Before I begin my comments, I would like to express that I am not a traditional Conservative, nor a "liberal Democrat," as they tend to be branded. And, to be quite frank, I have no idea where I stand on this issue. But there are some things in the "Proposition 8 debate" that bother me.
Proposition 8, to the few who haven't heard, is a proposed amendment to the California state constitution that would legally and lawfully define marriage to be between a Man and a Woman, only.
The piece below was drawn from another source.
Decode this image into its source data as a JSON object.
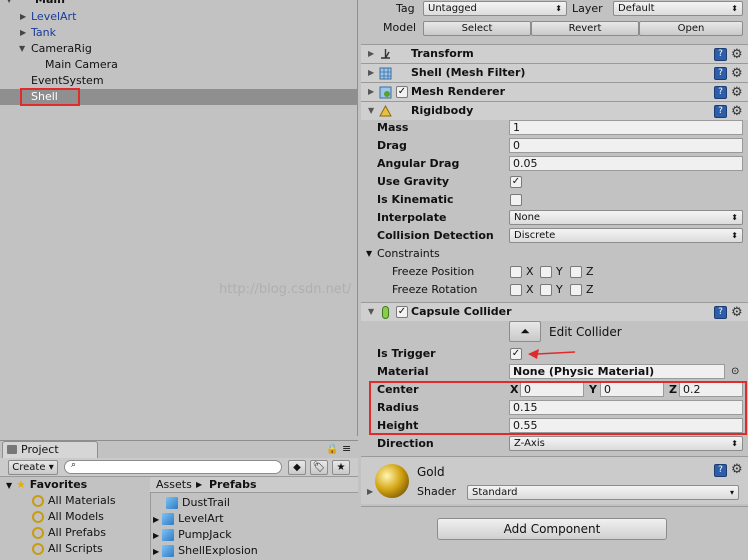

Similar measures are also being undertaken in other states (Prop 120, or something like that, in Arizona), but the California debate is particularly engaging.
As an active Latter-day Saint, my senses have been flooded with talk about "preserving the sanctity of marriage." In fact, on Wednesday, Oct. 8, Elders M. Russell Ballard and Quentin L. Cook, of the Quorum of the Twelve Apostles, presented a nation-wide fireside, urging members to support the California initiative and actively campaign for the agenda.
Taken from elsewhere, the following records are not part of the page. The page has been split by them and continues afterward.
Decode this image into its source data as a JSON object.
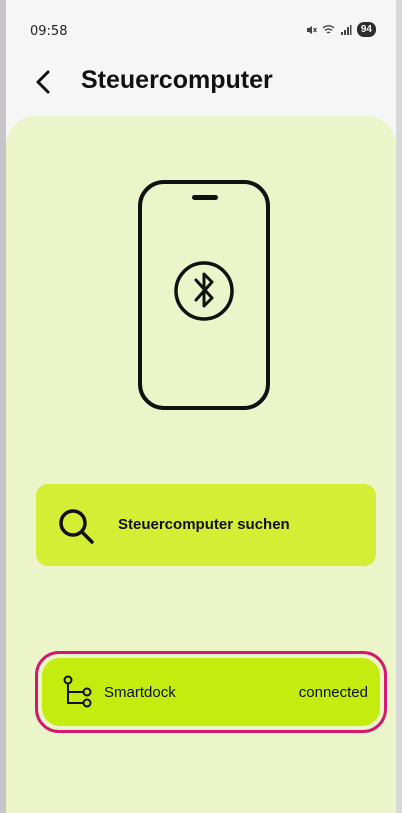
{
  "status_bar": {
    "time": "09:58",
    "signal_text": "✖ ≈ .∣∣",
    "battery": "94"
  },
  "header": {
    "title": "Steuercomputer"
  },
  "actions": {
    "search_label": "Steuercomputer suchen"
  },
  "devices": [
    {
      "name": "Smartdock",
      "status": "connected"
    }
  ],
  "colors": {
    "card_bg": "#ecf4c9",
    "search_button_bg": "#d4ee36",
    "device_bg": "#c4ec0e",
    "highlight_border": "#d6176e"
  }
}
The argument is always the same: marriage has been defined by "history and tradition," and therefore, it shouldn't be changed. Also, religious believers argue that "since God ordained marriage between a man and a woman, man shouldn't ordain it any other way." I am in full agreement with the second point, but my mind always wanders to those who have rejected the counsels of God to such an extent. It's difficult, but I really do try hard not to offend or judge those beliefs.
However, the opposition also makes some valid arguments. They contend that marriage should not be left to the discretion of state or federal governments, but to the individuals involved in a marriage themselves. Therefore, they argue, if a man wants to marry a woman, man, dog, cow, or chicken, it should be their decision (although, I must admit, I have yet to meet a pro-bestiality Prop 8 rejecter). They argue that such a decision will only affect those marriages in which same-gender attraction is the norm.
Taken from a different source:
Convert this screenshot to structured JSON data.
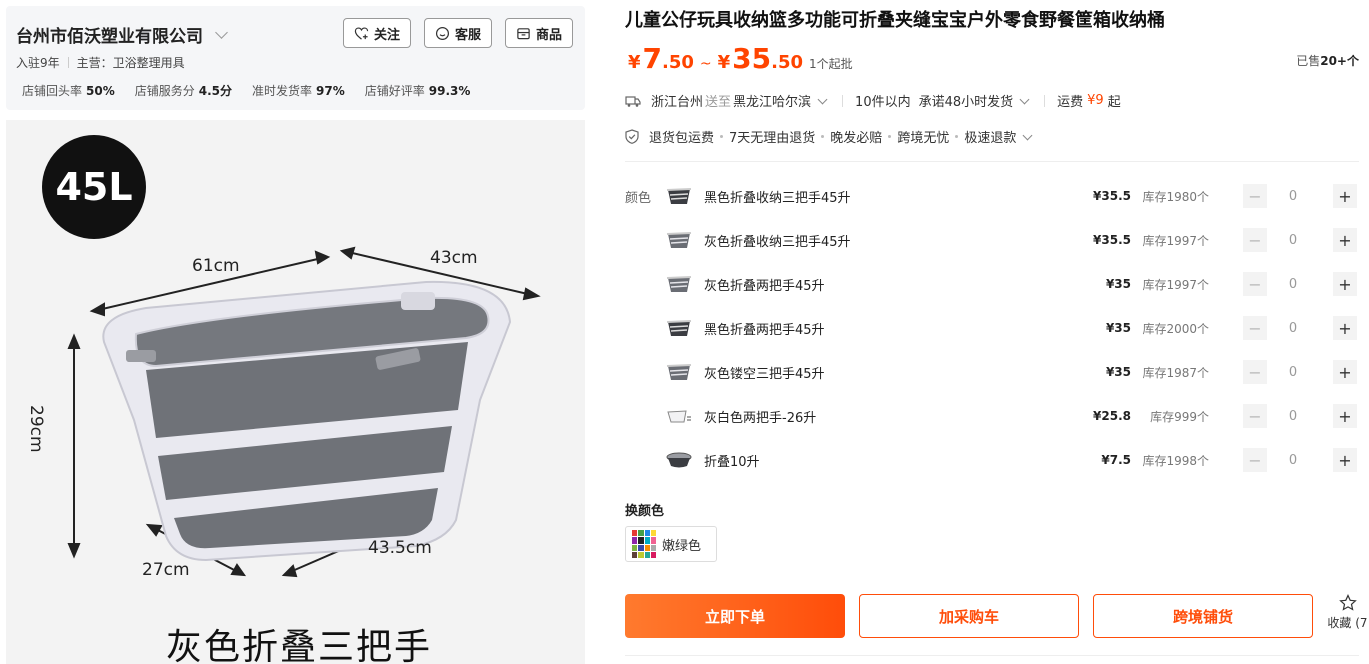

However, the other side claims, that is not the case. For once same-gender marriage is constitutionally legal, it is assumed that there will be no time wasted before it is taught in schools, universities and community centers, as a way of "preventing discrimination." While the validity of such an assumption is question, this may be true. Once Title IX was passed by the federal government, it took little time for most college campuses to adopt policies in which equal viewpoints from male and female scholars would be taught and implemented.
But the question also goes back to the "history and tradition" argument made by the (principally) Religious Right Wing. They argue that, since marriage has "traditionally" been between a man and a woman, it ought to change that way. But how would life in the USA be if all of our 'history-darling' philosophers, lawmakers and generals had been under the same train of thought? Were the British Colonies "keeping with tradition" when the colonists took up arms against their sovereign nation across the bay? Was Abraham Lincoln "following history" when he 'prevented' a number of states from seceding from the Union? Was Joseph Smith, Jr., merely "keeping with tradition" when he prayed to God the Father on the Spring morning of 1820?
My point is not to convince anybody to vote a certain way on Proposition 9; I'm not a California resident, and hence cannot vote, so my opinion on the subject doesn't mean much. But it should be time that we began bring logical and well-thought arguments to defend what we see as "the sanctity of life."
Tradition vs Progressivism. It's an omnipresent battle.